It’s an age-old conundrum: How do can you make a good impression on a date and not spend a lot?
Still in college? Then a night out at “Quarter Draw Thursdays” might be all it takes. The rest of us don’t have it so easy. There’s no way around it, a typical post-college “dinner and drinks” date can really set you back. If you’re smart, however, you can have great dates for fewer dollars. Here’s how:
Go cheap on first dates…really cheap
Your desire to make a great first impression on a first dates can tempt you to pull out all the stops. Think twice. If this date’s a flop, you never know just how many first dates you’ll be going on, and following your urge to splurge could get expensive pretty fast.
Don’t pay if you don’t have to, obviously!
Post-1959, there may be as many arguments for how to divide the check on a first date as there are romantic restaurants to choose amongst.
The rule of thumb (or one we like, anyway) is that whomever asked for the date foots the bill.
That means you can wait around for somebody to ask you out or go looking for other ways to save. (Which would be wise, because first dates don’t have to break the bank). For example, you could forgo the tired dinner and a movie routine for a home-cooked meal (though this works best if you’re already friendly with your date; not so much for Match.com first meetings).
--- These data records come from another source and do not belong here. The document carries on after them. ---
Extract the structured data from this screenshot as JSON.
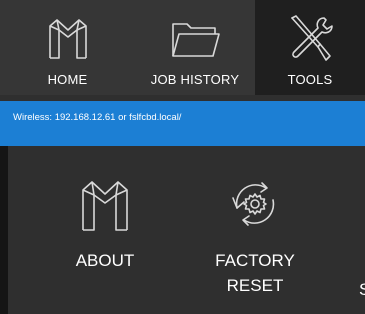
{
  "nav": {
    "items": [
      {
        "label": "HOME",
        "icon": "logo-icon"
      },
      {
        "label": "JOB HISTORY",
        "icon": "folder-icon"
      },
      {
        "label": "TOOLS",
        "icon": "tools-icon",
        "active": true
      }
    ]
  },
  "status": {
    "text": "Wireless: 192.168.12.61  or fslfcbd.local/"
  },
  "tiles": [
    {
      "label": "ABOUT",
      "icon": "logo-icon"
    },
    {
      "label_line1": "FACTORY",
      "label_line2": "RESET",
      "icon": "factory-reset-icon"
    },
    {
      "label": "S"
    }
  ],
  "colors": {
    "nav_bg": "#363636",
    "nav_active_bg": "#1f1f1f",
    "status_bg": "#1c7fd4",
    "main_bg": "#2f2f2f",
    "text": "#ffffff"
  }
}
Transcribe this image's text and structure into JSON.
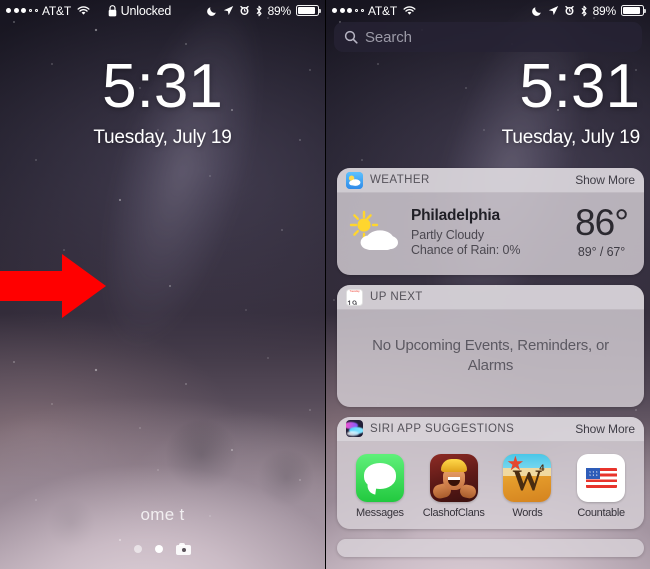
{
  "status_bar": {
    "signal_dots_filled": 3,
    "signal_dots_total": 5,
    "carrier": "AT&T",
    "wifi_icon": "wifi-icon",
    "lock_icon": "lock-icon",
    "lock_label": "Unlocked",
    "dnd_icon": "moon-icon",
    "location_icon": "location-arrow-icon",
    "alarm_icon": "alarm-clock-icon",
    "bluetooth_icon": "bluetooth-icon",
    "battery_percent": "89%",
    "battery_level": 89
  },
  "lock_screen": {
    "time": "5:31",
    "date": "Tuesday, July 19",
    "slide_hint": "ome t",
    "page_dots": 2,
    "active_dot_index": 1,
    "camera_icon": "camera-icon"
  },
  "annotation": {
    "arrow_icon": "red-right-arrow-icon",
    "arrow_color": "#FF0000",
    "direction": "right"
  },
  "search": {
    "icon": "search-icon",
    "placeholder": "Search",
    "value": ""
  },
  "widgets": [
    {
      "id": "weather",
      "icon": "weather-app-icon",
      "title": "WEATHER",
      "action_label": "Show More",
      "condition_icon": "sun-behind-cloud-icon",
      "city": "Philadelphia",
      "condition": "Partly Cloudy",
      "rain": "Chance of Rain: 0%",
      "temp": "86°",
      "high_low": "89° / 67°"
    },
    {
      "id": "up-next",
      "icon": "calendar-icon",
      "calendar_weekday": "Tuesday",
      "calendar_day": "19",
      "title": "UP NEXT",
      "body": "No Upcoming Events, Reminders, or Alarms"
    },
    {
      "id": "siri-app-suggestions",
      "icon": "siri-icon",
      "title": "SIRI APP SUGGESTIONS",
      "action_label": "Show More",
      "apps": [
        {
          "name": "Messages",
          "icon": "messages-app-icon"
        },
        {
          "name": "ClashofClans",
          "icon": "clash-of-clans-app-icon"
        },
        {
          "name": "Words",
          "icon": "words-with-friends-app-icon"
        },
        {
          "name": "Countable",
          "icon": "countable-app-icon"
        }
      ]
    }
  ],
  "colors": {
    "accent_red": "#FF0000",
    "widget_bg": "#D8D2D8",
    "search_bg": "#262234",
    "messages_green": "#22C93F"
  }
}
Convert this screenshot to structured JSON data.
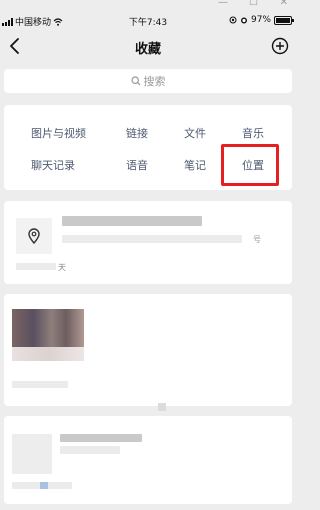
{
  "window_controls": {
    "minimize": "—",
    "maximize": "☐",
    "close": "✕"
  },
  "status_bar": {
    "carrier": "中国移动",
    "time": "下午7:43",
    "battery": "97%"
  },
  "nav": {
    "title": "收藏"
  },
  "search": {
    "label": "搜索"
  },
  "categories": [
    {
      "label": "图片与视频"
    },
    {
      "label": "链接"
    },
    {
      "label": "文件"
    },
    {
      "label": "音乐"
    },
    {
      "label": "聊天记录"
    },
    {
      "label": "语音"
    },
    {
      "label": "笔记"
    },
    {
      "label": "位置"
    }
  ],
  "items": [
    {
      "type": "location",
      "address_suffix": "号",
      "time_suffix": "天"
    },
    {
      "type": "image"
    },
    {
      "type": "file"
    }
  ],
  "colors": {
    "background": "#ededed",
    "card": "#ffffff",
    "category_text": "#4c5a70",
    "highlight": "#e62020"
  }
}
Or, meet for lunch instead. At many restaurants the tab will cost half as much as dinner (plus the date will be quicker so you can make a fast break if things get awkward).
Lastly, don’t be afraid to bust out a coupon, even on the first date. Call me a financial freak, but I’d have gone gaga had a guy used a coupon on a first date! (Put it this way: If you’re the kind that likes coupons but your date is horrified that you would use a coupon on a date, how far is that really going to go?)
Beware of “love spending”
If the first date goes well, there are bound to be several more to come. You may have pulled off the first date under budget, but that may not always be the case — especially if you fall hard.
The good news is that you’ve already laid the groundwork for an inexpensive courtship with a reasonably-priced first date. (Had you blown $200 on your first dinner, your new love might have higher expectations than your wallet can handle).
Once you start seeing each other more and move into a relationship, your monthly dating expenses might start to creep up past your initial threshold. When you’re in this “honeymoon stage”, it’s easy to go out to eat or do other costly things several times per weekend or even several times per day.
In your love-induced haze, try to remember that dating isn’t about money, it’s about getting to know each other. So try to skip the added expenses and focus simply on being with the other person during those first few weeks or months.
Be respectful of your date’s finances
It’s fine if you’re reading this thinking “I’m in a good financial situation; I don’t have to worry about how much I spend on dates.” Just don’t forget that might not be the case for your new boyfriend or girlfriend.
Dating brings together two sets of finances. It’s very possible that your new other half may have debt or a low income and can’t supplement your dates quite like you can. And you never know: Your next date may become a long-term partner or even a spouse, and you don’t want them to finance your budding relationship on their 30 percent APR credit card!
In other words, encouraging luxury dates with someone who can’t afford it might backfire on you in the future when you inherit their debt!
Don’t forget to have fun
It is possible to date and not spend a lot. Just don’t stress so much about money that you forget to have fun.
Most of all, don’t worry that your date might think less of you if you can’t afford a five-star restaurant. If that person is more concerned with your money than you, that person probably doesn’t deserve to go out with you in the first place.
In the end, after finances and jobs, stress and errands, dating is meant to be fun. Don’t fret too much over the financial aspect of it and just remember to enjoy the ride.
- Read More: 13 Ideas For Inexpensive Dates
What do you think? Just for fun, who do you think should pay for the first date? Should you agree on it before hand?